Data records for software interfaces
((
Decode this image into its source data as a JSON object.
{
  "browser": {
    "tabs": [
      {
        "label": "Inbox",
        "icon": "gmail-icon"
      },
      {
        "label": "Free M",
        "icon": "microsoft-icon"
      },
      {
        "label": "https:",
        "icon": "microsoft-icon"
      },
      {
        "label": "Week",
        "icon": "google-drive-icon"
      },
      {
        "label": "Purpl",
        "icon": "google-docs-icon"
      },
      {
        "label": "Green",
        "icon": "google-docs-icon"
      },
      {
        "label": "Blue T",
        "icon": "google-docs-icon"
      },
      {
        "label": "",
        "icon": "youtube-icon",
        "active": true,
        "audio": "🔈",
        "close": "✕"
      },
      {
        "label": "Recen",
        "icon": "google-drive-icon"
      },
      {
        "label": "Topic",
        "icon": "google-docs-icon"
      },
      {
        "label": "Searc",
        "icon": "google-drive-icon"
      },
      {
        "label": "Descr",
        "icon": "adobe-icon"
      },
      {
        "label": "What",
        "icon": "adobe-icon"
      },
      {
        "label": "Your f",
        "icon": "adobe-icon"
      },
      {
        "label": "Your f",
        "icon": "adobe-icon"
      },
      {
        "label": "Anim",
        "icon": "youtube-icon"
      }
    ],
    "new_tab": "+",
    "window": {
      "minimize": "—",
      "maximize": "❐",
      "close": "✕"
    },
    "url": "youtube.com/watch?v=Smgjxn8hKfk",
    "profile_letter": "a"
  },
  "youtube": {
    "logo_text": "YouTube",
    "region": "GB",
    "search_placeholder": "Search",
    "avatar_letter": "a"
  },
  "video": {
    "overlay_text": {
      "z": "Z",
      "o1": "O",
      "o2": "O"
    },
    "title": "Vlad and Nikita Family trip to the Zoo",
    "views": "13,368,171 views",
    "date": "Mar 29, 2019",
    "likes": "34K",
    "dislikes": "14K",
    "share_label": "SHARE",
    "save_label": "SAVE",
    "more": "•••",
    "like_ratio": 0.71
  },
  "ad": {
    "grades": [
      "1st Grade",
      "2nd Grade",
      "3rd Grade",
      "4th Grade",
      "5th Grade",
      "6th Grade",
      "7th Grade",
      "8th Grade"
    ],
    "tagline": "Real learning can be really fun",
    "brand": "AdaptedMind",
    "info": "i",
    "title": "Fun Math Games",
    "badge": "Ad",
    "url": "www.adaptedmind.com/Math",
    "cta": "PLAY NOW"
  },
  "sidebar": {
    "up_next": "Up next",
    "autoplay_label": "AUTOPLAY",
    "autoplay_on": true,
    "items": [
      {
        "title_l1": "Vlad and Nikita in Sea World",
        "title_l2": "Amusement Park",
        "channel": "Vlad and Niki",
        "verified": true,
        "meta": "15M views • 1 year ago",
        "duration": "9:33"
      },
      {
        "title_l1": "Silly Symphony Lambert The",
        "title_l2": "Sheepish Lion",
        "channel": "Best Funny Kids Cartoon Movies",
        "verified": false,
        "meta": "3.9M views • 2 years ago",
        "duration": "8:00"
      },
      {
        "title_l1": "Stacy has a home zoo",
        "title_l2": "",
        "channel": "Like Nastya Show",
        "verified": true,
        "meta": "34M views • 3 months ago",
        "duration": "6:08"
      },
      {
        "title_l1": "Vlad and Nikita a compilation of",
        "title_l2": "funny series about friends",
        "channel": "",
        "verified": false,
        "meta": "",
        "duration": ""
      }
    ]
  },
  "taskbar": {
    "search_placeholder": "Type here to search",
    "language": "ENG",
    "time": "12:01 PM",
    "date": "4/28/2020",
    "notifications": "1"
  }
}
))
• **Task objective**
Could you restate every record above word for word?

• **Completed exercise**
Decode this image into its source data as a JSON object.
{
  "browser": {
    "tabs": [
      {
        "label": "Inbox",
        "icon": "gmail-icon"
      },
      {
        "label": "Free M",
        "icon": "microsoft-icon"
      },
      {
        "label": "https:",
        "icon": "microsoft-icon"
      },
      {
        "label": "Week",
        "icon": "google-drive-icon"
      },
      {
        "label": "Purpl",
        "icon": "google-docs-icon"
      },
      {
        "label": "Green",
        "icon": "google-docs-icon"
      },
      {
        "label": "Blue T",
        "icon": "google-docs-icon"
      },
      {
        "label": "",
        "icon": "youtube-icon",
        "active": true,
        "audio": "🔈",
        "close": "✕"
      },
      {
        "label": "Recen",
        "icon": "google-drive-icon"
      },
      {
        "label": "Topic",
        "icon": "google-docs-icon"
      },
      {
        "label": "Searc",
        "icon": "google-drive-icon"
      },
      {
        "label": "Descr",
        "icon": "adobe-icon"
      },
      {
        "label": "What",
        "icon": "adobe-icon"
      },
      {
        "label": "Your f",
        "icon": "adobe-icon"
      },
      {
        "label": "Your f",
        "icon": "adobe-icon"
      },
      {
        "label": "Anim",
        "icon": "youtube-icon"
      }
    ],
    "new_tab": "+",
    "window": {
      "minimize": "—",
      "maximize": "❐",
      "close": "✕"
    },
    "url": "youtube.com/watch?v=Smgjxn8hKfk",
    "profile_letter": "a"
  },
  "youtube": {
    "logo_text": "YouTube",
    "region": "GB",
    "search_placeholder": "Search",
    "avatar_letter": "a"
  },
  "video": {
    "overlay_text": {
      "z": "Z",
      "o1": "O",
      "o2": "O"
    },
    "title": "Vlad and Nikita Family trip to the Zoo",
    "views": "13,368,171 views",
    "date": "Mar 29, 2019",
    "likes": "34K",
    "dislikes": "14K",
    "share_label": "SHARE",
    "save_label": "SAVE",
    "more": "•••",
    "like_ratio": 0.71
  },
  "ad": {
    "grades": [
      "1st Grade",
      "2nd Grade",
      "3rd Grade",
      "4th Grade",
      "5th Grade",
      "6th Grade",
      "7th Grade",
      "8th Grade"
    ],
    "tagline": "Real learning can be really fun",
    "brand": "AdaptedMind",
    "info": "i",
    "title": "Fun Math Games",
    "badge": "Ad",
    "url": "www.adaptedmind.com/Math",
    "cta": "PLAY NOW"
  },
  "sidebar": {
    "up_next": "Up next",
    "autoplay_label": "AUTOPLAY",
    "autoplay_on": true,
    "items": [
      {
        "title_l1": "Vlad and Nikita in Sea World",
        "title_l2": "Amusement Park",
        "channel": "Vlad and Niki",
        "verified": true,
        "meta": "15M views • 1 year ago",
        "duration": "9:33"
      },
      {
        "title_l1": "Silly Symphony Lambert The",
        "title_l2": "Sheepish Lion",
        "channel": "Best Funny Kids Cartoon Movies",
        "verified": false,
        "meta": "3.9M views • 2 years ago",
        "duration": "8:00"
      },
      {
        "title_l1": "Stacy has a home zoo",
        "title_l2": "",
        "channel": "Like Nastya Show",
        "verified": true,
        "meta": "34M views • 3 months ago",
        "duration": "6:08"
      },
      {
        "title_l1": "Vlad and Nikita a compilation of",
        "title_l2": "funny series about friends",
        "channel": "",
        "verified": false,
        "meta": "",
        "duration": ""
      }
    ]
  },
  "taskbar": {
    "search_placeholder": "Type here to search",
    "language": "ENG",
    "time": "12:01 PM",
    "date": "4/28/2020",
    "notifications": "1"
  }
}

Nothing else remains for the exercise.